• **Exercise details**
Select all lines in the records that include "Reporting".

[Records from a data collection]
☆ ☆ ☆ ☆ ☆

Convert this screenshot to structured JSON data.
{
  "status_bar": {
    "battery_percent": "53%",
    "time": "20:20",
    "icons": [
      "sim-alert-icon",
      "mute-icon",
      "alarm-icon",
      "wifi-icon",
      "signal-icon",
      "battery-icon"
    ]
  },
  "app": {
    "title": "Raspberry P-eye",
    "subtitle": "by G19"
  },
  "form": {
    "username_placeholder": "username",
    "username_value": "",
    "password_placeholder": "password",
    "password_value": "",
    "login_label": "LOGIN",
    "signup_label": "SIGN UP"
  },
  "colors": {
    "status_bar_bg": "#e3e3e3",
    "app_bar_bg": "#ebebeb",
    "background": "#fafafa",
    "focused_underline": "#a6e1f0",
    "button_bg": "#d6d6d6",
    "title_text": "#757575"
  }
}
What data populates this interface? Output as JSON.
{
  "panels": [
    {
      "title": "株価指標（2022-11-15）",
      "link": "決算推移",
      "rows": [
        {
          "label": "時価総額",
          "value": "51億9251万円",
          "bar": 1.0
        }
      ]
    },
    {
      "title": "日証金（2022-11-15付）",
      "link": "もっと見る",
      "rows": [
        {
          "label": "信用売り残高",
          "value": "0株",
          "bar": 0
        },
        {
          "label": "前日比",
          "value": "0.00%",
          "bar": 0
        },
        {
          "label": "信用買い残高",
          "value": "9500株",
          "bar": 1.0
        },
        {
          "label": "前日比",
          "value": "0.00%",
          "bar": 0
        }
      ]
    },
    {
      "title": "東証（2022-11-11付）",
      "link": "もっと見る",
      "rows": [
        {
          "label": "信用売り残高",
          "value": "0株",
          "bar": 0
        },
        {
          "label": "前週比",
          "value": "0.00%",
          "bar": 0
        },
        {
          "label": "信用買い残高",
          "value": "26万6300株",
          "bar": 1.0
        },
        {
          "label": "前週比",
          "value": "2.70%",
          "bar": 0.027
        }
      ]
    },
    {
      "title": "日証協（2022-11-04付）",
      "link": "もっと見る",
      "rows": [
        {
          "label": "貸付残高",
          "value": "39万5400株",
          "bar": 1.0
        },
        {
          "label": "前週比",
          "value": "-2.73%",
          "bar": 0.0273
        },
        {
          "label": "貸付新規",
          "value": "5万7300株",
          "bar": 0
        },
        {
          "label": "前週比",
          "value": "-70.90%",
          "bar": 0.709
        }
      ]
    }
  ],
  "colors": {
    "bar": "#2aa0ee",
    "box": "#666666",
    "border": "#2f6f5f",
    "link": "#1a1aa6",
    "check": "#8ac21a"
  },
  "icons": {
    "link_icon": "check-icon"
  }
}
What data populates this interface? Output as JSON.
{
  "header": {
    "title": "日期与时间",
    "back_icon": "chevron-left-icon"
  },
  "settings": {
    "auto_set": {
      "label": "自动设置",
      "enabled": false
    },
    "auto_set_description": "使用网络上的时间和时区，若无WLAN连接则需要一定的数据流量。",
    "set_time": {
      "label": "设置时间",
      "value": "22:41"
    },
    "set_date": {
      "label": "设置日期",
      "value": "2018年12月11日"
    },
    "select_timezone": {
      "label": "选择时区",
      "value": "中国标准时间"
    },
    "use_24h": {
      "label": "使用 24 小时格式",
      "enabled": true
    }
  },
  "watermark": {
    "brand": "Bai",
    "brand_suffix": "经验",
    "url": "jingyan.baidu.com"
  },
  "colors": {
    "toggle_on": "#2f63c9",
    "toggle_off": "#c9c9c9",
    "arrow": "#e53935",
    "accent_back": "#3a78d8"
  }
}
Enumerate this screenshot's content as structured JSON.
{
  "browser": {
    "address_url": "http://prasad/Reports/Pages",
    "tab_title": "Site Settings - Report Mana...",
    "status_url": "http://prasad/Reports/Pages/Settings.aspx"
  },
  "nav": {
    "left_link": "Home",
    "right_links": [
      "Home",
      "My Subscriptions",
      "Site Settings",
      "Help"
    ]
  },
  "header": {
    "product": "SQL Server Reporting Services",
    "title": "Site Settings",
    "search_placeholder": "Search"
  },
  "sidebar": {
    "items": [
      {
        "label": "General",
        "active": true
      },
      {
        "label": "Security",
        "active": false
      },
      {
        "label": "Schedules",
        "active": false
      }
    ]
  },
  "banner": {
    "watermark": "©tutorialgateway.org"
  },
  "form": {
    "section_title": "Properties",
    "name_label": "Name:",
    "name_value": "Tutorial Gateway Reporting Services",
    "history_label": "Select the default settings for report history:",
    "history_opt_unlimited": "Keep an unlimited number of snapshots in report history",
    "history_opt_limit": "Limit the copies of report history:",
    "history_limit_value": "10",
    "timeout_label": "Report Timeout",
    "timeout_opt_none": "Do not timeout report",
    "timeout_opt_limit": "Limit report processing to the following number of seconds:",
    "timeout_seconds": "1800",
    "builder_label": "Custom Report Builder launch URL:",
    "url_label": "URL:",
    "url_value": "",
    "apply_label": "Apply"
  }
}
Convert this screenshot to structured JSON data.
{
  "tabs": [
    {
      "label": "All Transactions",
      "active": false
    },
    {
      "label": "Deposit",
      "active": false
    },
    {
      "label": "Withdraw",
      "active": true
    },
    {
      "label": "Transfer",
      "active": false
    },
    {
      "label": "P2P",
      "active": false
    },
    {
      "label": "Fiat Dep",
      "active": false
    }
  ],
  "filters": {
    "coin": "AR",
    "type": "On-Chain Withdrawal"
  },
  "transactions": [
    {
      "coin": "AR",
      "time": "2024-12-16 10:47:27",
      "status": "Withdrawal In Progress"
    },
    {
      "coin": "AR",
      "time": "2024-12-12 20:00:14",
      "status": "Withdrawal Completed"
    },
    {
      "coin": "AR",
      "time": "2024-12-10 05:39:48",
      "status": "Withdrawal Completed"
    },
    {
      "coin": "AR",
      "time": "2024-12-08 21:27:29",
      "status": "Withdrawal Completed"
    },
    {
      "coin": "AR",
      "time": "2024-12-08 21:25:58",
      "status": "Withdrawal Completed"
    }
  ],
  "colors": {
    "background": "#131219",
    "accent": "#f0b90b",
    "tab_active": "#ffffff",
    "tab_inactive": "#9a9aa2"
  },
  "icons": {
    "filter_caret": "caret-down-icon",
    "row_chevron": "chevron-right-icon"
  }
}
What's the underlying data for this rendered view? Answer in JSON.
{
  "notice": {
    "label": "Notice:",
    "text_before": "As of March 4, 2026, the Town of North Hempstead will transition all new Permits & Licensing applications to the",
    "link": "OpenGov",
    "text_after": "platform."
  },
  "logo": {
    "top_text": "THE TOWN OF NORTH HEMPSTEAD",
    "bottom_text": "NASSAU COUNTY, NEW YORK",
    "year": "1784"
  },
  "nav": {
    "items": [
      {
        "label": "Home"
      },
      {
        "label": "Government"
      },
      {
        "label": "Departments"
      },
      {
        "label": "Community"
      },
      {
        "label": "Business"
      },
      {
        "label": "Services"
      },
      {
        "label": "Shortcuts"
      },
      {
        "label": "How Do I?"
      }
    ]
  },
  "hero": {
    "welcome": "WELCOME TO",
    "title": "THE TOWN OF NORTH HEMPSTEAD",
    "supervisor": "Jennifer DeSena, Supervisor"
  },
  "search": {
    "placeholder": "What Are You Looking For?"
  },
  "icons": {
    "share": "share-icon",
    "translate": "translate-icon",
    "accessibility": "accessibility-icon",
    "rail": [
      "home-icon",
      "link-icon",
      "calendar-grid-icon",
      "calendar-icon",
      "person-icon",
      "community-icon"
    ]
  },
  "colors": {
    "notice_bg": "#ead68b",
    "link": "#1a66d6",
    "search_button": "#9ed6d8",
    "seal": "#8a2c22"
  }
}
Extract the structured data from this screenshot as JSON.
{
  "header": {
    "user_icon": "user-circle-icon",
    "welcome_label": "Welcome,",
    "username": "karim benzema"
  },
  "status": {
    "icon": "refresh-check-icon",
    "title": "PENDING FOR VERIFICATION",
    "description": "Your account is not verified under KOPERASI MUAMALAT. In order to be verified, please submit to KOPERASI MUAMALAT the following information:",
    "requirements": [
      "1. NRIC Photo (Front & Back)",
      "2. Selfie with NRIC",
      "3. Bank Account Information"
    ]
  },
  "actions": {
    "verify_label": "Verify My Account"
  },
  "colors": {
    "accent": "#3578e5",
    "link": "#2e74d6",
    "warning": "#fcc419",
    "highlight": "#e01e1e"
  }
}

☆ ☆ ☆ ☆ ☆

• **Result of this task**
    "product": "SQL Server Reporting Services",
    "name_value": "Tutorial Gateway Reporting Services",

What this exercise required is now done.